Australasia is a diverse region encompassing Australia, Melanesia, Micronesia, New Zealand, and Polynesia. This region contains six of the world’s 39 biodiversity hotspots. Due to major habitat loss, land degradation, and human exploitation, it has a poor record for extinctions, particularly for birds and mammals.
Record-breaking temperatures and months of severe drought ignited a series of massive bushfires across Australia in early 2020, putting people, pets, and millions of unique wildlife species in grave danger. Ecologists at the University of Sydney and WWF Australia estimated over 1 billion animals died in the fires.
Thanks to our supporters, Greater Good Charities worked with partners on the ground including World Central Kitchen, International Fund for Animal Welfare, and local RSPCAs to feed, provide medical care, and protect all those affected. We granted $115,000 to these organizations to provide relief and ongoing support in the area.
Photo Courtesy of RSPCA Queensland
Our ocean covers more than 70% percent of the planet and is home to over 220,000 known species and another estimated 2 million undiscovered flora and fauna. Yet in the past few decades, climate change and pollution have endangered this habitat.
The UN’s latest Intergovernmental Report on Climate Change outlines the warming of the earth’s oceans surface since 1970, highlighting temperatures in the past 25 years increasing twice as fast. This rapid warming coincides with rising sea levels from ice loss in the arctic and more frequent marine heatwaves which together create a ripple effect through the ocean food chain, resulting in mass marine life and bird die-offs.
Recent major flooding has led scientists to predict the more frequent occurrence of ocean dead zones—areas of water not able to sustain life due to low concentrations of oxygen. Flooding causes the agricultural industry’s runoff (including nutrients and chemicals) to go straight into nearby rivers, with many of these rivers emptying into oceans, creating these dead zones.

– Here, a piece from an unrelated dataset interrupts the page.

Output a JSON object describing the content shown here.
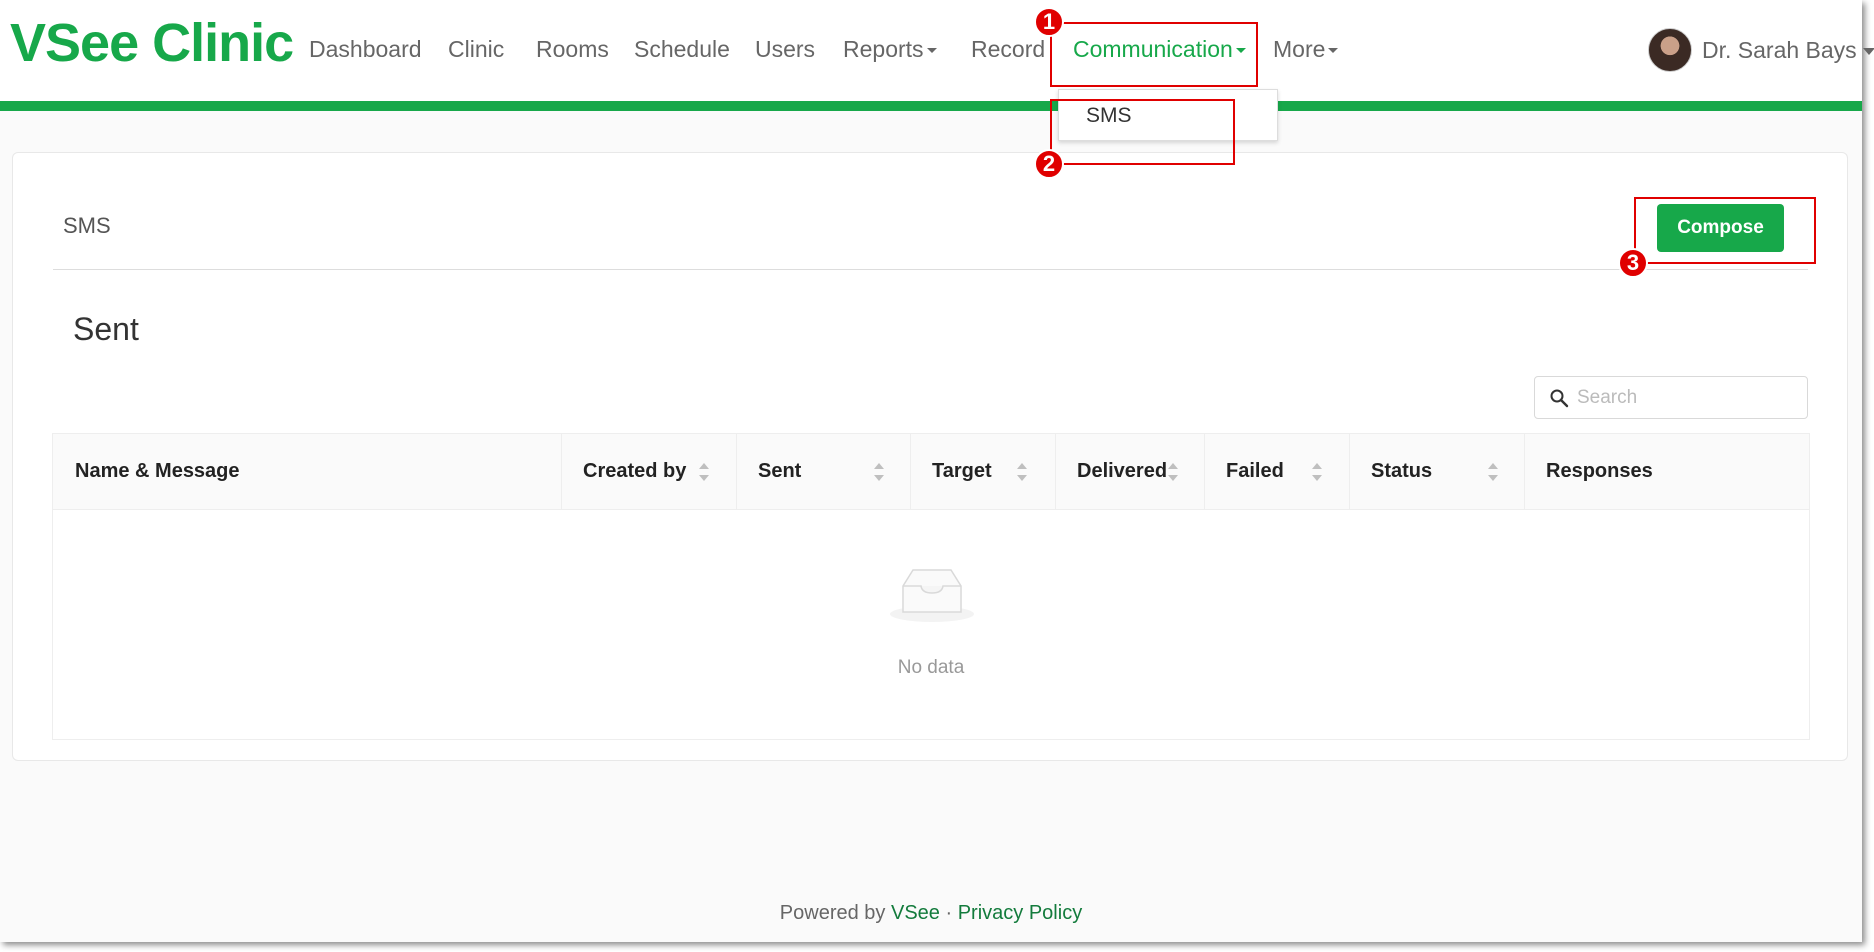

Additionally, there are an estimated 5.25 trillion pieces of plastic debris in the ocean, polluting countless habitats and putting many species in danger.
Given our oceans comprise more than 70% of Earth’s surface, this can all lead to catastrophic economic implications for coastal communities dependent on ocean life and even more dire global consequences.
In recent years, more and more sea lions have been found entangled in nets and other fishing debris. These discarded nets hurt not only sea lions but also much of the northern Gulf’s marine ecosystem. This can be attributed to a lack of solid-waste management and comprehensive regulations in the fishing industry. The sea lion’s future food sources are also threatened by the warming of the oceans.
Thanks to your support, our Project Peril team attended a workshop hosted by Centro Intercultural de Estudios de Desiertos y Océanos (Intercultural Center for Desert & Ocean Studies) in Puerto Peñasco, Sonora where participants were trained on how to safely remove entangled debris from sea lions. Participants included nonprofits from coaster cities, veterinarians, multiple Mexican state-level federal agencies, the Federal Office for Environmental Protection (PROFEPA), and the Secretariat of the Mexican Navy (SEMAR).
Five sea lions were rescued during the workshop; however, there is still more work to be done. It is estimated that in the Gulf of California alone, one would find 50 sea lions entangled in ghost nets and old fishing debris daily.